  • This one isn’t within a district’s control, but they can at least ask states to request that the federal government not require standardized testing this school year. None of us need even more disruption, and reduced instructional time.
  • Support educators who are teaching about anti-racism and other social justice issues, instead of undercutting us. Show some spine and don’t give in to critical race theory hysteria.
  • Look for ways to acknowledge teachers’ value (some educators on Twitter said their district had given them continuing education credits for what they learned about education technology last year). Work with educators (through their unions where there are ones) in implementing the principle of subsidiarity — that the people closest to the problems generally have a pretty good idea about how to solve them. Raising teacher pay, and certainly not reducing it (as our district is proposing through increasing employee health-care costs), would help, too.
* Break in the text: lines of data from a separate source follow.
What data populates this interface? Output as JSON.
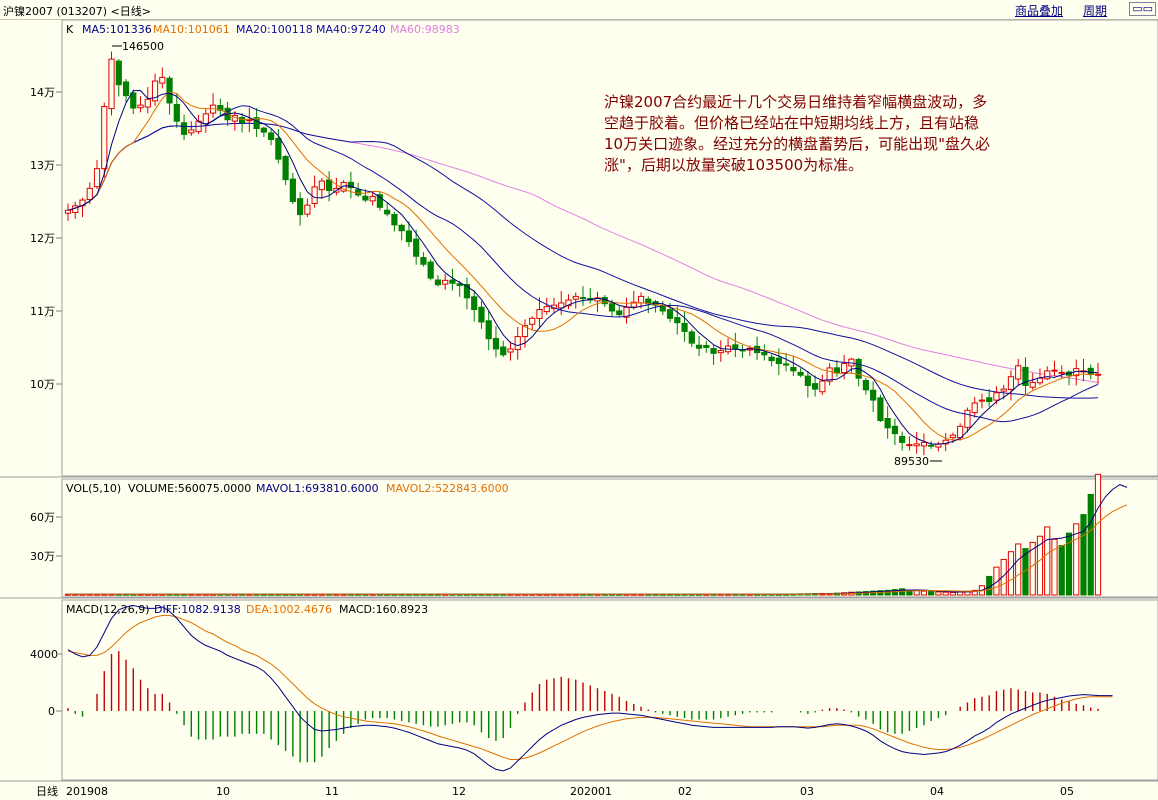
{
  "header": {
    "title": "沪镍2007 (013207) <日线>",
    "overlay_label": "商品叠加",
    "period_label": "周期",
    "window_icons": "▭▭"
  },
  "main_panel": {
    "k_label": "K",
    "ma": [
      {
        "label": "MA5:101336",
        "color": "#000080"
      },
      {
        "label": "MA10:101061",
        "color": "#e07000"
      },
      {
        "label": "MA20:100118",
        "color": "#1010a0"
      },
      {
        "label": "MA40:97240",
        "color": "#1010a0"
      },
      {
        "label": "MA60:98983",
        "color": "#e080e0"
      }
    ],
    "y_ticks": [
      "14万",
      "13万",
      "12万",
      "11万",
      "10万"
    ],
    "high_mark": "146500",
    "low_mark": "89530",
    "annotation": [
      "沪镍2007合约最近十几个交易日维持着窄幅横盘波动，多",
      "空趋于胶着。但价格已经站在中短期均线上方，且有站稳",
      "10万关口迹象。经过充分的横盘蓄势后，可能出现\"盘久必",
      "涨\"，后期以放量突破103500为标准。"
    ]
  },
  "vol_panel": {
    "label": "VOL(5,10)",
    "volume": "VOLUME:560075.0000",
    "mavol1": "MAVOL1:693810.6000",
    "mavol2": "MAVOL2:522843.6000",
    "y_ticks": [
      "60万",
      "30万"
    ]
  },
  "macd_panel": {
    "label": "MACD(12,26,9)",
    "diff": "DIFF:1082.9138",
    "dea": "DEA:1002.4676",
    "macd": "MACD:160.8923",
    "y_ticks": [
      "4000",
      "0"
    ]
  },
  "x_axis": {
    "period": "日线",
    "labels": [
      "201908",
      "10",
      "11",
      "12",
      "202001",
      "02",
      "03",
      "04",
      "05"
    ]
  },
  "chart_data": {
    "type": "candlestick",
    "price_ylim": [
      88000,
      148500
    ],
    "close_seq": [
      123800,
      124400,
      125200,
      126800,
      129500,
      138000,
      144500,
      141000,
      139500,
      137800,
      138200,
      139000,
      141500,
      142000,
      138500,
      136000,
      134200,
      134800,
      136000,
      137000,
      138200,
      137500,
      136200,
      136800,
      135800,
      136200,
      135000,
      134500,
      133500,
      130800,
      128000,
      125000,
      123200,
      124500,
      127000,
      127800,
      126500,
      126800,
      127600,
      126900,
      125900,
      125200,
      125700,
      124200,
      123300,
      121800,
      121000,
      119500,
      117500,
      116400,
      114500,
      113600,
      114200,
      113800,
      113500,
      111800,
      110200,
      108500,
      106200,
      104800,
      104000,
      104800,
      106500,
      108000,
      109000,
      110200,
      110600,
      110800,
      111100,
      111500,
      112000,
      111800,
      111500,
      111800,
      111000,
      110000,
      109500,
      110500,
      111200,
      112000,
      111000,
      110800,
      110000,
      109000,
      108400,
      107200,
      105600,
      104900,
      105000,
      104200,
      104600,
      105200,
      104800,
      104600,
      104900,
      104300,
      104000,
      103200,
      102800,
      102600,
      101800,
      101200,
      99800,
      99300,
      100400,
      102200,
      101500,
      102800,
      103400,
      100800,
      99200,
      97800,
      95000,
      94000,
      93200,
      92000,
      91700,
      91800,
      92000,
      91500,
      91800,
      92300,
      93000,
      94200,
      96400,
      97400,
      97800,
      97600,
      98800,
      99300,
      101000,
      102500,
      99800,
      100200,
      100800,
      101800,
      101900,
      101600,
      101200,
      102100,
      101800,
      101300,
      101336
    ],
    "vol_ylim": [
      0,
      750000
    ],
    "volume_seq": [
      5000,
      5000,
      5000,
      5000,
      5000,
      5000,
      5000,
      5000,
      5000,
      5000,
      5000,
      5000,
      5000,
      5000,
      5000,
      5000,
      5000,
      5000,
      5000,
      5000,
      5000,
      5000,
      5000,
      5000,
      5000,
      5000,
      5000,
      5000,
      5000,
      5000,
      5000,
      5000,
      5000,
      5000,
      5000,
      5000,
      5000,
      5000,
      5000,
      5000,
      5000,
      5000,
      5000,
      5000,
      5000,
      5000,
      5000,
      5000,
      5000,
      5000,
      5000,
      5000,
      5000,
      5000,
      5000,
      5000,
      5000,
      5000,
      5000,
      5000,
      5000,
      5000,
      5000,
      5000,
      5000,
      5000,
      5000,
      5000,
      5000,
      5000,
      5000,
      5000,
      5000,
      5000,
      5000,
      5000,
      5000,
      5000,
      5000,
      5000,
      5000,
      5000,
      5000,
      5000,
      5000,
      5000,
      5000,
      5000,
      5000,
      5000,
      5000,
      5000,
      5000,
      5000,
      5000,
      5000,
      5000,
      5000,
      5000,
      5000,
      6000,
      7000,
      8000,
      9000,
      10000,
      10000,
      12000,
      14000,
      18000,
      20000,
      22000,
      25000,
      28000,
      30000,
      35000,
      40000,
      30000,
      28000,
      25000,
      22000,
      20000,
      18000,
      16000,
      20000,
      25000,
      30000,
      60000,
      120000,
      180000,
      230000,
      280000,
      330000,
      300000,
      340000,
      380000,
      440000,
      360000,
      320000,
      400000,
      460000,
      520000,
      650000,
      780000,
      760000,
      700000,
      680000,
      560000
    ],
    "macd_ylim": [
      -5200,
      7800
    ],
    "diff_seq": [
      4300,
      4000,
      3800,
      3900,
      4500,
      5500,
      6500,
      7100,
      7300,
      7400,
      7300,
      7200,
      7200,
      7300,
      7000,
      6500,
      5900,
      5300,
      4900,
      4600,
      4400,
      4200,
      3900,
      3700,
      3500,
      3300,
      3100,
      2800,
      2300,
      1700,
      1000,
      300,
      -400,
      -900,
      -1300,
      -1400,
      -1350,
      -1300,
      -1200,
      -1100,
      -1050,
      -1000,
      -1000,
      -1050,
      -1100,
      -1200,
      -1350,
      -1500,
      -1700,
      -1900,
      -2100,
      -2300,
      -2400,
      -2500,
      -2600,
      -2750,
      -3000,
      -3400,
      -3800,
      -4100,
      -4200,
      -4000,
      -3500,
      -3000,
      -2500,
      -2000,
      -1600,
      -1300,
      -1000,
      -800,
      -600,
      -450,
      -350,
      -250,
      -200,
      -150,
      -150,
      -200,
      -250,
      -300,
      -400,
      -500,
      -600,
      -700,
      -800,
      -900,
      -1000,
      -1050,
      -1100,
      -1150,
      -1150,
      -1150,
      -1150,
      -1150,
      -1150,
      -1150,
      -1150,
      -1150,
      -1100,
      -1100,
      -1100,
      -1150,
      -1200,
      -1150,
      -1050,
      -950,
      -900,
      -950,
      -1050,
      -1200,
      -1400,
      -1700,
      -2100,
      -2400,
      -2650,
      -2850,
      -2950,
      -3000,
      -3050,
      -3000,
      -2950,
      -2850,
      -2650,
      -2400,
      -2100,
      -1750,
      -1500,
      -1200,
      -800,
      -500,
      -200,
      0,
      200,
      400,
      600,
      750,
      850,
      950,
      1050,
      1100,
      1150,
      1120,
      1080,
      1082,
      1082
    ],
    "dea_seq": [
      4200,
      4100,
      4000,
      3900,
      3900,
      4100,
      4500,
      5000,
      5500,
      5900,
      6200,
      6400,
      6600,
      6700,
      6700,
      6600,
      6400,
      6200,
      5900,
      5600,
      5400,
      5100,
      4800,
      4600,
      4300,
      4100,
      3900,
      3600,
      3300,
      2900,
      2400,
      1900,
      1400,
      900,
      500,
      200,
      -50,
      -250,
      -400,
      -500,
      -600,
      -700,
      -750,
      -800,
      -850,
      -900,
      -1000,
      -1100,
      -1250,
      -1400,
      -1550,
      -1750,
      -1900,
      -2050,
      -2200,
      -2350,
      -2500,
      -2650,
      -2850,
      -3050,
      -3250,
      -3400,
      -3400,
      -3300,
      -3150,
      -2950,
      -2700,
      -2450,
      -2200,
      -1950,
      -1700,
      -1450,
      -1250,
      -1050,
      -900,
      -750,
      -650,
      -550,
      -500,
      -450,
      -450,
      -450,
      -500,
      -550,
      -600,
      -650,
      -700,
      -750,
      -800,
      -850,
      -900,
      -950,
      -1000,
      -1050,
      -1100,
      -1100,
      -1100,
      -1100,
      -1100,
      -1100,
      -1100,
      -1100,
      -1100,
      -1100,
      -1100,
      -1050,
      -1000,
      -1000,
      -1000,
      -1000,
      -1100,
      -1250,
      -1450,
      -1650,
      -1850,
      -2050,
      -2250,
      -2400,
      -2550,
      -2650,
      -2700,
      -2700,
      -2650,
      -2550,
      -2400,
      -2200,
      -2000,
      -1750,
      -1500,
      -1250,
      -1000,
      -750,
      -500,
      -250,
      -50,
      150,
      350,
      550,
      700,
      850,
      950,
      1000,
      1002,
      1002,
      1002
    ],
    "x_ticks": [
      "201908",
      "10",
      "11",
      "12",
      "202001",
      "02",
      "03",
      "04",
      "05"
    ]
  }
}
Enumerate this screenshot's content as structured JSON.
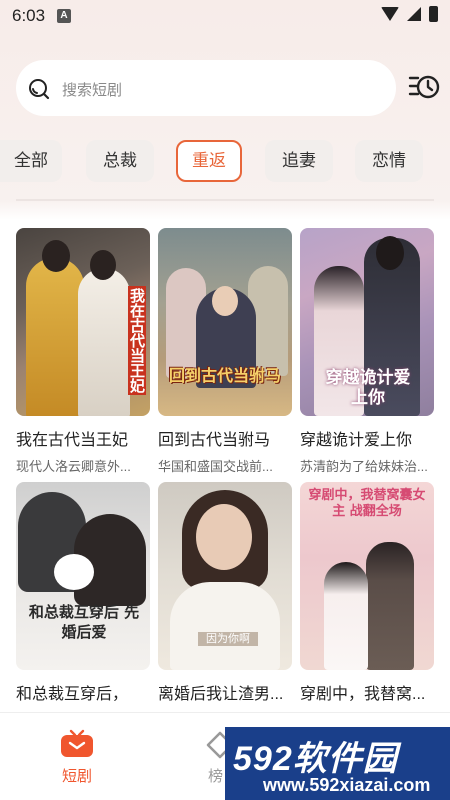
{
  "status_bar": {
    "time": "6:03",
    "notification_letter": "A"
  },
  "search": {
    "placeholder": "搜索短剧"
  },
  "tabs": [
    {
      "label": "全部",
      "active": false
    },
    {
      "label": "总裁",
      "active": false
    },
    {
      "label": "重返",
      "active": true
    },
    {
      "label": "追妻",
      "active": false
    },
    {
      "label": "恋情",
      "active": false
    }
  ],
  "dramas": [
    {
      "title": "我在古代当王妃",
      "desc": "现代人洛云卿意外...",
      "poster_text": "我在古代当王妃"
    },
    {
      "title": "回到古代当驸马",
      "desc": "华国和盛国交战前...",
      "poster_text": "回到古代当驸马"
    },
    {
      "title": "穿越诡计爱上你",
      "desc": "苏清韵为了给妹妹治...",
      "poster_text": "穿越诡计爱上你"
    },
    {
      "title": "和总裁互穿后，",
      "desc": "",
      "poster_text": "和总裁互穿后 先婚后爱"
    },
    {
      "title": "离婚后我让渣男...",
      "desc": "",
      "poster_text": "因为你啊"
    },
    {
      "title": "穿剧中，我替窝...",
      "desc": "",
      "poster_text": "穿剧中，我替窝囊女主 战翻全场"
    }
  ],
  "bottom_nav": [
    {
      "label": "短剧",
      "active": true
    },
    {
      "label": "榜",
      "active": false
    }
  ],
  "watermark": {
    "brand": "592软件园",
    "url": "www.592xiazai.com"
  },
  "colors": {
    "accent": "#e8663a",
    "watermark_bg": "#1a3f8a"
  }
}
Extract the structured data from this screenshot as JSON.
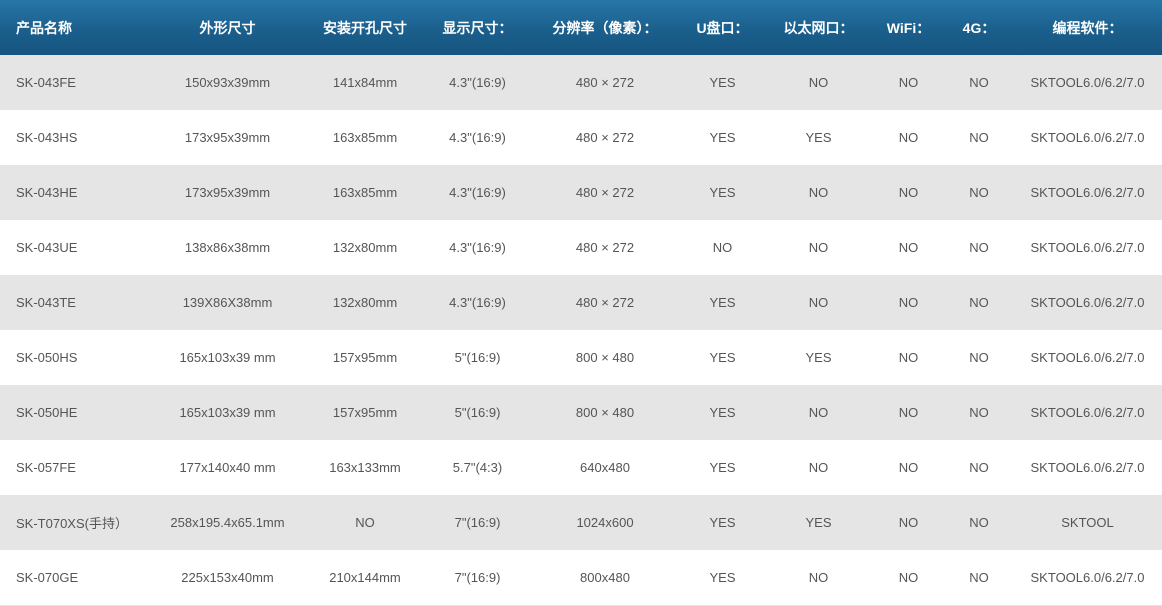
{
  "table": {
    "headers": [
      "产品名称",
      "外形尺寸",
      "安装开孔尺寸",
      "显示尺寸：",
      "分辨率（像素）：",
      "U盘口：",
      "以太网口：",
      "WiFi：",
      "4G：",
      "编程软件："
    ],
    "rows": [
      [
        "SK-043FE",
        "150x93x39mm",
        "141x84mm",
        "4.3\"(16:9)",
        "480 × 272",
        "YES",
        "NO",
        "NO",
        "NO",
        "SKTOOL6.0/6.2/7.0"
      ],
      [
        "SK-043HS",
        "173x95x39mm",
        "163x85mm",
        "4.3\"(16:9)",
        "480 × 272",
        "YES",
        "YES",
        "NO",
        "NO",
        "SKTOOL6.0/6.2/7.0"
      ],
      [
        "SK-043HE",
        "173x95x39mm",
        "163x85mm",
        "4.3\"(16:9)",
        "480 × 272",
        "YES",
        "NO",
        "NO",
        "NO",
        "SKTOOL6.0/6.2/7.0"
      ],
      [
        "SK-043UE",
        "138x86x38mm",
        "132x80mm",
        "4.3\"(16:9)",
        "480 × 272",
        "NO",
        "NO",
        "NO",
        "NO",
        "SKTOOL6.0/6.2/7.0"
      ],
      [
        "SK-043TE",
        "139X86X38mm",
        "132x80mm",
        "4.3\"(16:9)",
        "480 × 272",
        "YES",
        "NO",
        "NO",
        "NO",
        "SKTOOL6.0/6.2/7.0"
      ],
      [
        "SK-050HS",
        "165x103x39 mm",
        "157x95mm",
        "5\"(16:9)",
        "800 × 480",
        "YES",
        "YES",
        "NO",
        "NO",
        "SKTOOL6.0/6.2/7.0"
      ],
      [
        "SK-050HE",
        "165x103x39 mm",
        "157x95mm",
        "5\"(16:9)",
        "800 × 480",
        "YES",
        "NO",
        "NO",
        "NO",
        "SKTOOL6.0/6.2/7.0"
      ],
      [
        "SK-057FE",
        "177x140x40 mm",
        "163x133mm",
        "5.7\"(4:3)",
        "640x480",
        "YES",
        "NO",
        "NO",
        "NO",
        "SKTOOL6.0/6.2/7.0"
      ],
      [
        "SK-T070XS(手持）",
        "258x195.4x65.1mm",
        "NO",
        "7\"(16:9)",
        "1024x600",
        "YES",
        "YES",
        "NO",
        "NO",
        "SKTOOL"
      ],
      [
        "SK-070GE",
        "225x153x40mm",
        "210x144mm",
        "7\"(16:9)",
        "800x480",
        "YES",
        "NO",
        "NO",
        "NO",
        "SKTOOL6.0/6.2/7.0"
      ]
    ]
  },
  "colors": {
    "header_bg": "#1b5f8c",
    "header_text": "#ffffff",
    "row_odd": "#e5e5e5",
    "row_even": "#ffffff",
    "cell_text": "#555555"
  }
}
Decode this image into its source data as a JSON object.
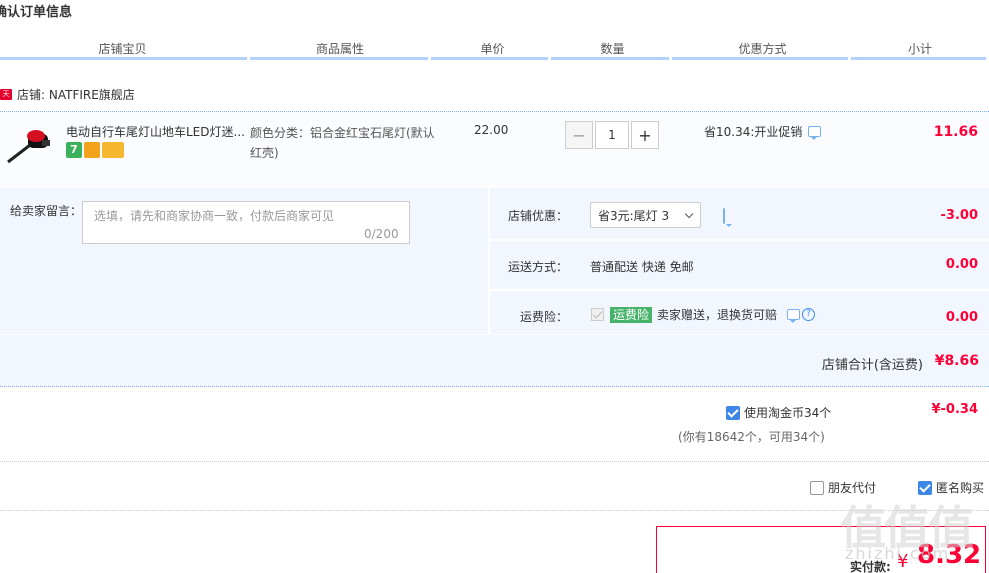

I’m sure there are plenty of other good ideas out there about what districts could do to support teachers, and I would love to learn about them in the comments section.

I’m also sure that not an insignificant number of district leaders need to get their heads out of the sand and understand that they are facing an emergency in teacher morale and well-being. Some may think something like, “Jeez, I’m barely keeping my head above water now with the pandemic crises affecting our district and now the teachers are complaining about their needs, too. I just don’t have time or energy for it.”

Well, when our students are facing crises, those of us in the classroom don’t really have the luxury of ignoring them — for moral reasons and because we recognize the fact that our students’ well-being has a critical effect on everything else we want (and are supposed) to do professionally.

If leaders don’t take action, teachers may or may not leave the profession, but many are likely to begin (and, in fact, have begun already) moving to districts that do take their concerns seriously.

District leaders, it’s time to reprioritize ….